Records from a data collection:
============================================================
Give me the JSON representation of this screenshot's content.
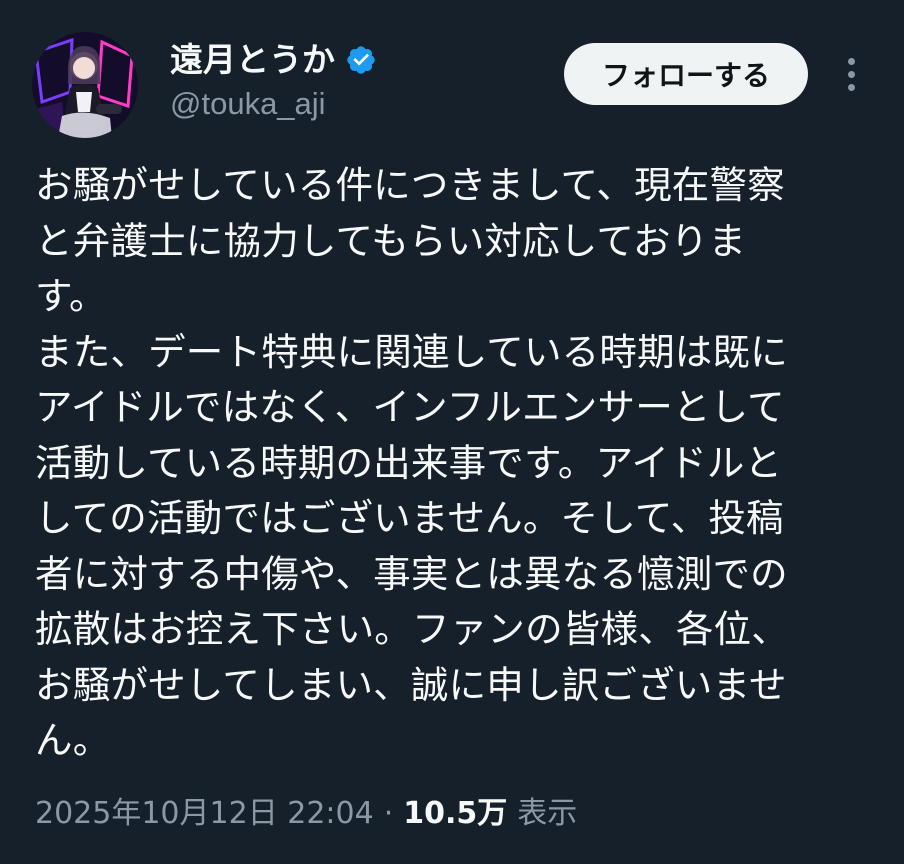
{
  "author": {
    "display_name": "遠月とうか",
    "handle": "@touka_aji",
    "verified": true,
    "verified_icon": "verified-badge-icon",
    "avatar_icon": "avatar-photo"
  },
  "actions": {
    "follow_label": "フォローする",
    "more_icon": "more-vertical-icon"
  },
  "tweet": {
    "text": "お騒がせしている件につきまして、現在警察\nと弁護士に協力してもらい対応しておりま\nす。\nまた、デート特典に関連している時期は既に\nアイドルではなく、インフルエンサーとして\n活動している時期の出来事です。アイドルと\nしての活動ではございません。そして、投稿\n者に対する中傷や、事実とは異なる憶測での\n拡散はお控え下さい。ファンの皆様、各位、\nお騒がせしてしまい、誠に申し訳ございませ\nん。"
  },
  "meta": {
    "timestamp": "2025年10月12日 22:04",
    "separator": "·",
    "views_count": "10.5万",
    "views_label": "表示"
  },
  "colors": {
    "background": "#15202b",
    "text": "#f7f9f9",
    "secondary": "#8b98a5",
    "verified": "#1d9bf0",
    "button_bg": "#eff3f4"
  }
}
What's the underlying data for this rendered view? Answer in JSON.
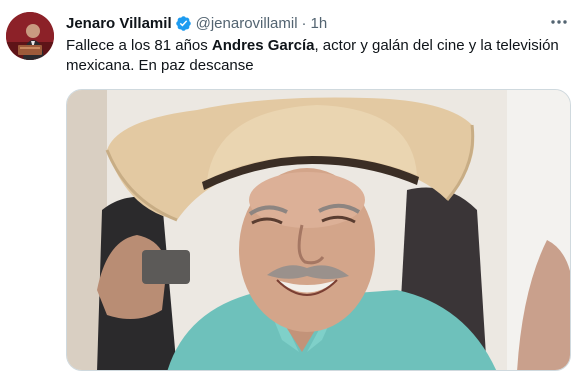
{
  "author": {
    "name": "Jenaro Villamil",
    "handle": "@jenarovillamil",
    "separator": "·",
    "time": "1h"
  },
  "tweet": {
    "text_before": "Fallece a los 81 años ",
    "text_bold": "Andres García",
    "text_after": ", actor y galán del cine y la televisión mexicana. En paz descanse"
  },
  "icons": {
    "verified": "verified-badge-icon",
    "more": "more-dots-icon"
  },
  "colors": {
    "verified_blue": "#1d9bf0",
    "secondary_text": "#536471",
    "primary_text": "#0f1419"
  }
}
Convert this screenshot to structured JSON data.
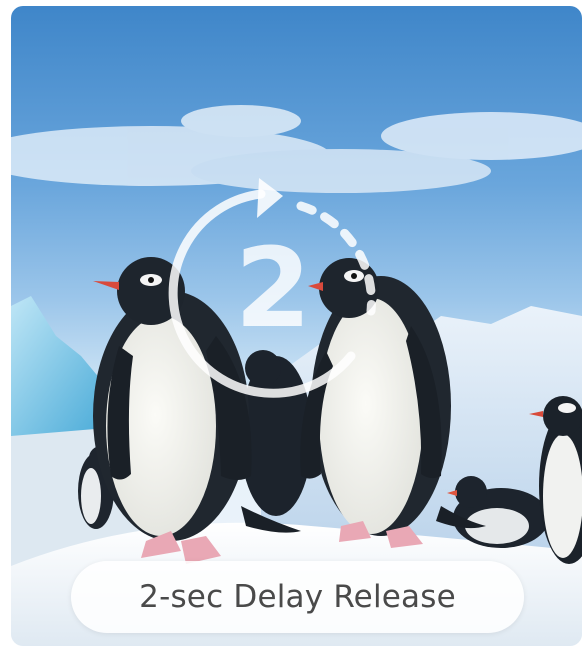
{
  "feature": {
    "countdown_number": "2",
    "label": "2-sec Delay Release",
    "icon": "timer-countdown-icon"
  },
  "colors": {
    "sky_top": "#3f86c9",
    "overlay_white": "#ffffff",
    "pill_text": "#4a4a4a"
  }
}
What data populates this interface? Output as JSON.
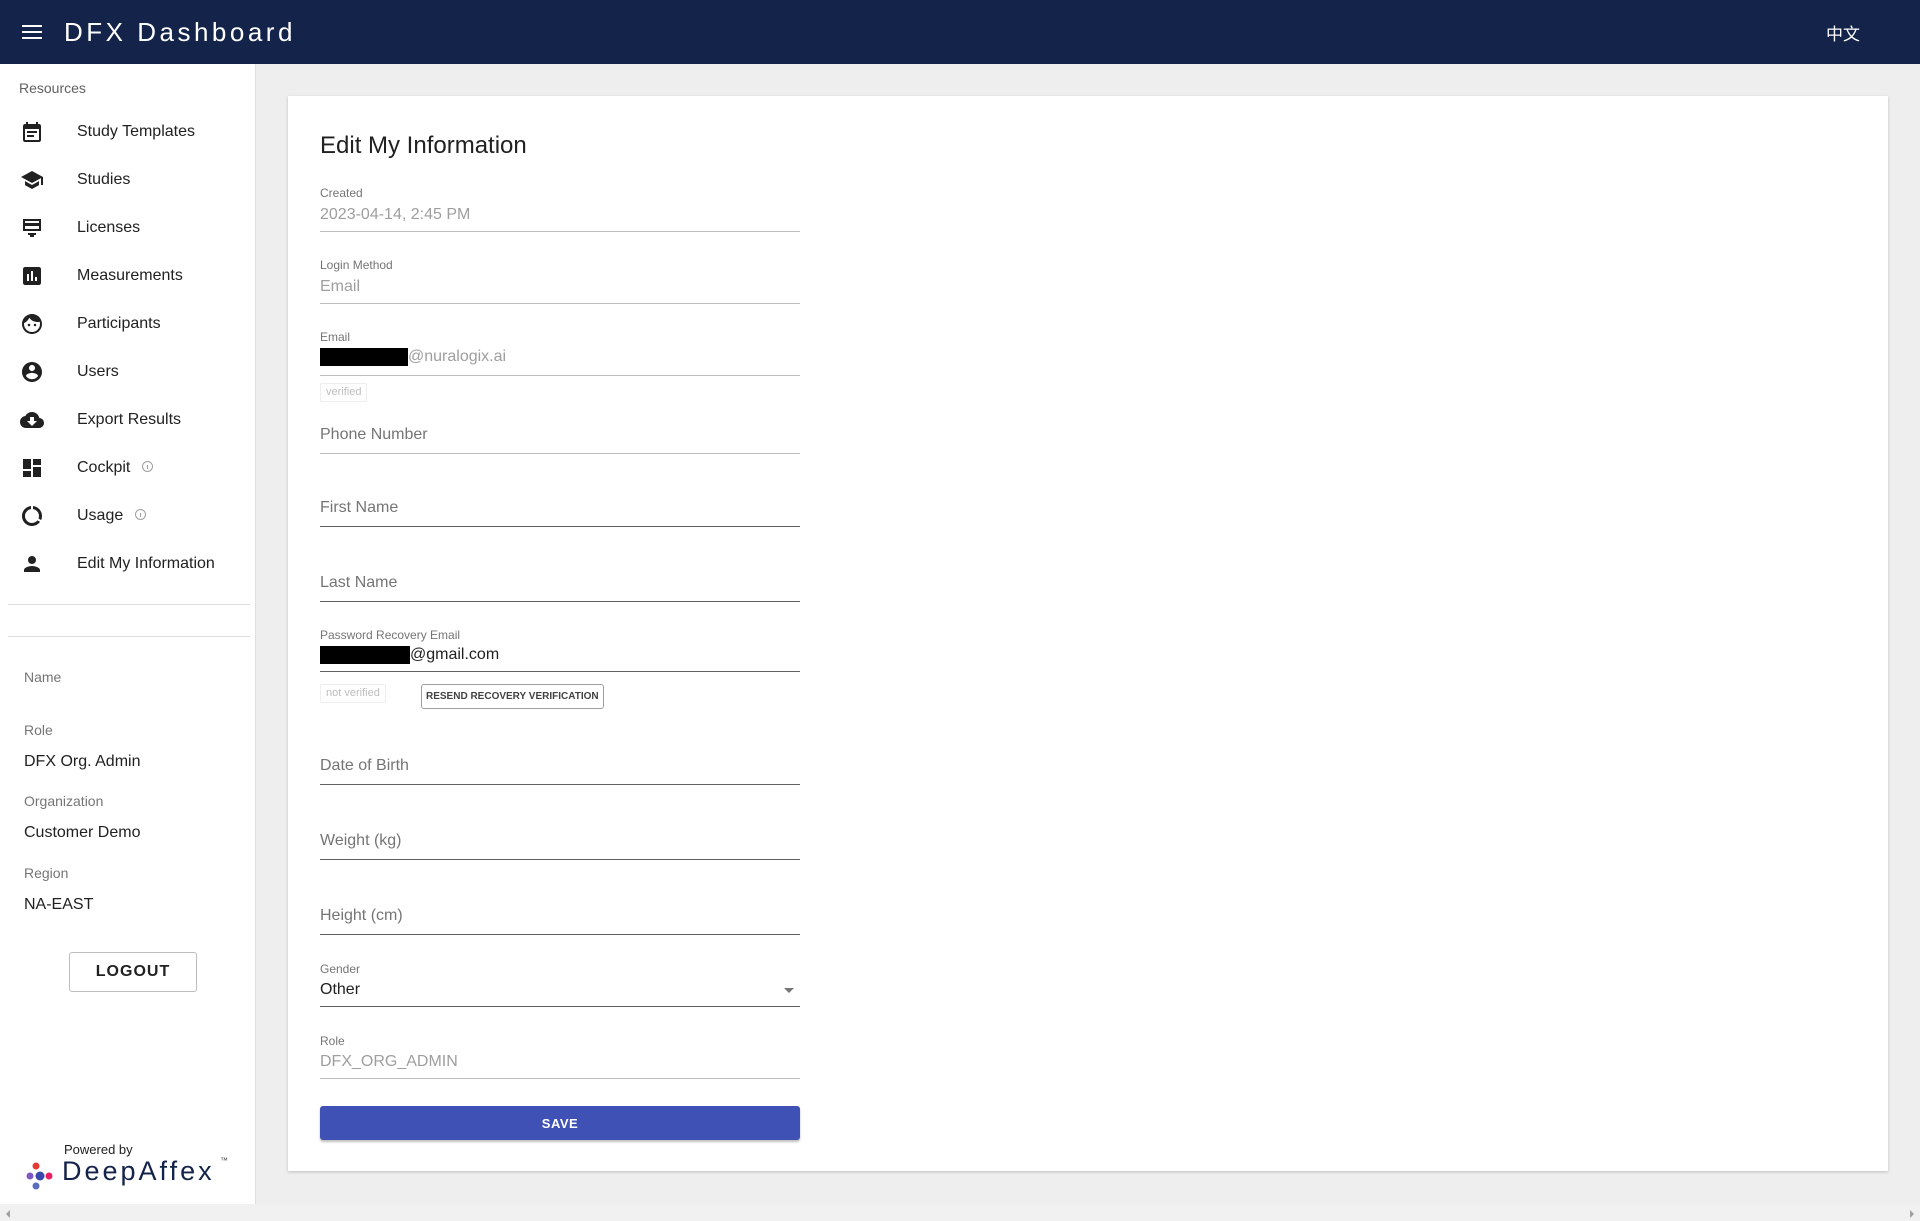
{
  "header": {
    "title": "DFX Dashboard",
    "language": "中文",
    "menu_icon": "hamburger-menu-icon"
  },
  "sidebar": {
    "section_label": "Resources",
    "items": [
      {
        "label": "Study Templates",
        "icon": "calendar-icon"
      },
      {
        "label": "Studies",
        "icon": "graduation-cap-icon"
      },
      {
        "label": "Licenses",
        "icon": "card-icon"
      },
      {
        "label": "Measurements",
        "icon": "bar-chart-icon"
      },
      {
        "label": "Participants",
        "icon": "face-icon"
      },
      {
        "label": "Users",
        "icon": "account-circle-icon"
      },
      {
        "label": "Export Results",
        "icon": "cloud-download-icon"
      },
      {
        "label": "Cockpit",
        "icon": "dashboard-icon"
      },
      {
        "label": "Usage",
        "icon": "donut-icon"
      },
      {
        "label": "Edit My Information",
        "icon": "person-icon"
      }
    ],
    "meta": {
      "name_label": "Name",
      "role_label": "Role",
      "role_value": "DFX Org. Admin",
      "org_label": "Organization",
      "org_value": "Customer Demo",
      "region_label": "Region",
      "region_value": "NA-EAST"
    },
    "logout_label": "LOGOUT",
    "powered_by": "Powered by",
    "brand": "DeepAffex",
    "brand_tm": "™"
  },
  "form": {
    "title": "Edit My Information",
    "created_label": "Created",
    "created_value": "2023-04-14, 2:45 PM",
    "login_method_label": "Login Method",
    "login_method_value": "Email",
    "email_label": "Email",
    "email_domain": "@nuralogix.ai",
    "email_status": "verified",
    "phone_placeholder": "Phone Number",
    "first_name_placeholder": "First Name",
    "last_name_placeholder": "Last Name",
    "recovery_label": "Password Recovery Email",
    "recovery_domain": "@gmail.com",
    "recovery_status": "not verified",
    "resend_label": "RESEND RECOVERY VERIFICATION",
    "dob_placeholder": "Date of Birth",
    "weight_placeholder": "Weight (kg)",
    "height_placeholder": "Height (cm)",
    "gender_label": "Gender",
    "gender_value": "Other",
    "role_label": "Role",
    "role_value": "DFX_ORG_ADMIN",
    "save_label": "SAVE"
  }
}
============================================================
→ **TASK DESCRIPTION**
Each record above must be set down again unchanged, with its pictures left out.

→ **SOLUTION**
Give me the JSON representation of this screenshot's content.
{
  "author": {
    "display_name": "遠月とうか",
    "handle": "@touka_aji",
    "verified": true,
    "verified_icon": "verified-badge-icon",
    "avatar_icon": "avatar-photo"
  },
  "actions": {
    "follow_label": "フォローする",
    "more_icon": "more-vertical-icon"
  },
  "tweet": {
    "text": "お騒がせしている件につきまして、現在警察\nと弁護士に協力してもらい対応しておりま\nす。\nまた、デート特典に関連している時期は既に\nアイドルではなく、インフルエンサーとして\n活動している時期の出来事です。アイドルと\nしての活動ではございません。そして、投稿\n者に対する中傷や、事実とは異なる憶測での\n拡散はお控え下さい。ファンの皆様、各位、\nお騒がせしてしまい、誠に申し訳ございませ\nん。"
  },
  "meta": {
    "timestamp": "2025年10月12日 22:04",
    "separator": "·",
    "views_count": "10.5万",
    "views_label": "表示"
  },
  "colors": {
    "background": "#15202b",
    "text": "#f7f9f9",
    "secondary": "#8b98a5",
    "verified": "#1d9bf0",
    "button_bg": "#eff3f4"
  }
}
What's the underlying data for this rendered view? Answer in JSON.
{
  "author": {
    "name": "Jenaro Villamil",
    "handle": "@jenarovillamil",
    "separator": "·",
    "time": "1h"
  },
  "tweet": {
    "text_before": "Fallece a los 81 años ",
    "text_bold": "Andres García",
    "text_after": ", actor y galán del cine y la televisión mexicana. En paz descanse"
  },
  "icons": {
    "verified": "verified-badge-icon",
    "more": "more-dots-icon"
  },
  "colors": {
    "verified_blue": "#1d9bf0",
    "secondary_text": "#536471",
    "primary_text": "#0f1419"
  }
}
Convert this screenshot to structured JSON data.
{
  "feature": {
    "countdown_number": "2",
    "label": "2-sec Delay Release",
    "icon": "timer-countdown-icon"
  },
  "colors": {
    "sky_top": "#3f86c9",
    "overlay_white": "#ffffff",
    "pill_text": "#4a4a4a"
  }
}
What data populates this interface? Output as JSON.
{
  "header": {
    "title": "DFX Dashboard",
    "language": "中文",
    "menu_icon": "hamburger-menu-icon"
  },
  "sidebar": {
    "section_label": "Resources",
    "items": [
      {
        "label": "Study Templates",
        "icon": "calendar-icon"
      },
      {
        "label": "Studies",
        "icon": "graduation-cap-icon"
      },
      {
        "label": "Licenses",
        "icon": "card-icon"
      },
      {
        "label": "Measurements",
        "icon": "bar-chart-icon"
      },
      {
        "label": "Participants",
        "icon": "face-icon"
      },
      {
        "label": "Users",
        "icon": "account-circle-icon"
      },
      {
        "label": "Export Results",
        "icon": "cloud-download-icon"
      },
      {
        "label": "Cockpit",
        "icon": "dashboard-icon"
      },
      {
        "label": "Usage",
        "icon": "donut-icon"
      },
      {
        "label": "Edit My Information",
        "icon": "person-icon"
      }
    ],
    "meta": {
      "name_label": "Name",
      "role_label": "Role",
      "role_value": "DFX Org. Admin",
      "org_label": "Organization",
      "org_value": "Customer Demo",
      "region_label": "Region",
      "region_value": "NA-EAST"
    },
    "logout_label": "LOGOUT",
    "powered_by": "Powered by",
    "brand": "DeepAffex",
    "brand_tm": "™"
  },
  "form": {
    "title": "Edit My Information",
    "created_label": "Created",
    "created_value": "2023-04-14, 2:45 PM",
    "login_method_label": "Login Method",
    "login_method_value": "Email",
    "email_label": "Email",
    "email_domain": "@nuralogix.ai",
    "email_status": "verified",
    "phone_placeholder": "Phone Number",
    "first_name_placeholder": "First Name",
    "last_name_placeholder": "Last Name",
    "recovery_label": "Password Recovery Email",
    "recovery_domain": "@gmail.com",
    "recovery_status": "not verified",
    "resend_label": "RESEND RECOVERY VERIFICATION",
    "dob_placeholder": "Date of Birth",
    "weight_placeholder": "Weight (kg)",
    "height_placeholder": "Height (cm)",
    "gender_label": "Gender",
    "gender_value": "Other",
    "role_label": "Role",
    "role_value": "DFX_ORG_ADMIN",
    "save_label": "SAVE"
  }
}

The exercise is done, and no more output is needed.